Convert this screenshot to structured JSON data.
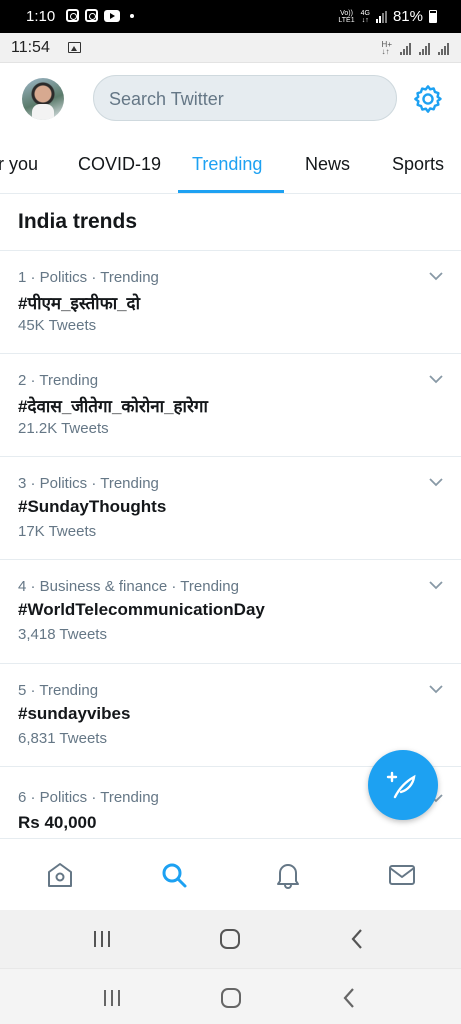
{
  "outer_status": {
    "time": "1:10",
    "battery": "81%",
    "net_top": "Vo))",
    "net_bottom": "LTE1",
    "net_gen": "4G"
  },
  "inner_status": {
    "time": "11:54",
    "net_label": "H+"
  },
  "header": {
    "search_placeholder": "Search Twitter"
  },
  "tabs": [
    {
      "label": "r you",
      "active": false
    },
    {
      "label": "COVID-19",
      "active": false
    },
    {
      "label": "Trending",
      "active": true
    },
    {
      "label": "News",
      "active": false
    },
    {
      "label": "Sports",
      "active": false
    }
  ],
  "section_title": "India trends",
  "trends": [
    {
      "meta": "1 · Politics · Trending",
      "name": "#पीएम_इस्तीफा_दो",
      "count": "45K Tweets"
    },
    {
      "meta": "2 · Trending",
      "name": "#देवास_जीतेगा_कोरोना_हारेगा",
      "count": "21.2K Tweets"
    },
    {
      "meta": "3 · Politics · Trending",
      "name": "#SundayThoughts",
      "count": "17K Tweets"
    },
    {
      "meta": "4 · Business & finance · Trending",
      "name": "#WorldTelecommunicationDay",
      "count": "3,418 Tweets"
    },
    {
      "meta": "5 · Trending",
      "name": "#sundayvibes",
      "count": "6,831 Tweets"
    },
    {
      "meta": "6 · Politics · Trending",
      "name": "Rs 40,000",
      "count": ""
    }
  ],
  "icons": {
    "gear": "gear-icon",
    "compose": "compose-tweet-icon",
    "home": "home-icon",
    "search": "search-icon",
    "notifications": "bell-icon",
    "messages": "mail-icon"
  },
  "colors": {
    "accent": "#1da1f2",
    "text_primary": "#14171a",
    "text_secondary": "#657786",
    "divider": "#e6ecf0"
  }
}
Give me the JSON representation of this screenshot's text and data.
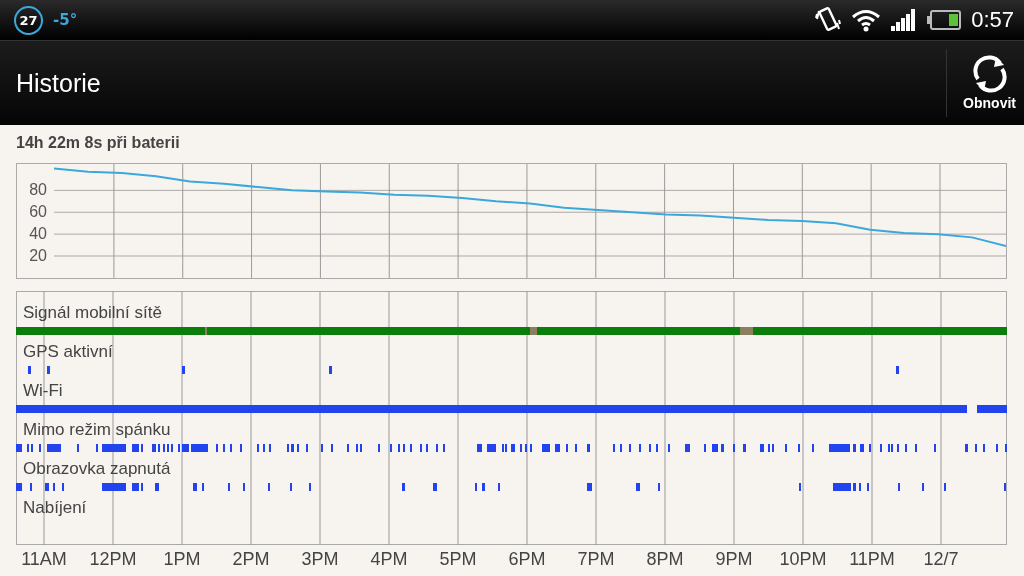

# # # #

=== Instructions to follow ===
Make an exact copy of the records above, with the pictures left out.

=== Task solution ===
Convert this screenshot to structured JSON data.
{
  "outer_status": {
    "time": "1:10",
    "battery": "81%",
    "net_top": "Vo))",
    "net_bottom": "LTE1",
    "net_gen": "4G"
  },
  "inner_status": {
    "time": "11:54",
    "net_label": "H+"
  },
  "header": {
    "search_placeholder": "Search Twitter"
  },
  "tabs": [
    {
      "label": "r you",
      "active": false
    },
    {
      "label": "COVID-19",
      "active": false
    },
    {
      "label": "Trending",
      "active": true
    },
    {
      "label": "News",
      "active": false
    },
    {
      "label": "Sports",
      "active": false
    }
  ],
  "section_title": "India trends",
  "trends": [
    {
      "meta": "1 · Politics · Trending",
      "name": "#पीएम_इस्तीफा_दो",
      "count": "45K Tweets"
    },
    {
      "meta": "2 · Trending",
      "name": "#देवास_जीतेगा_कोरोना_हारेगा",
      "count": "21.2K Tweets"
    },
    {
      "meta": "3 · Politics · Trending",
      "name": "#SundayThoughts",
      "count": "17K Tweets"
    },
    {
      "meta": "4 · Business & finance · Trending",
      "name": "#WorldTelecommunicationDay",
      "count": "3,418 Tweets"
    },
    {
      "meta": "5 · Trending",
      "name": "#sundayvibes",
      "count": "6,831 Tweets"
    },
    {
      "meta": "6 · Politics · Trending",
      "name": "Rs 40,000",
      "count": ""
    }
  ],
  "icons": {
    "gear": "gear-icon",
    "compose": "compose-tweet-icon",
    "home": "home-icon",
    "search": "search-icon",
    "notifications": "bell-icon",
    "messages": "mail-icon"
  },
  "colors": {
    "accent": "#1da1f2",
    "text_primary": "#14171a",
    "text_secondary": "#657786",
    "divider": "#e6ecf0"
  }
}
Give me the JSON representation of this screenshot's text and data.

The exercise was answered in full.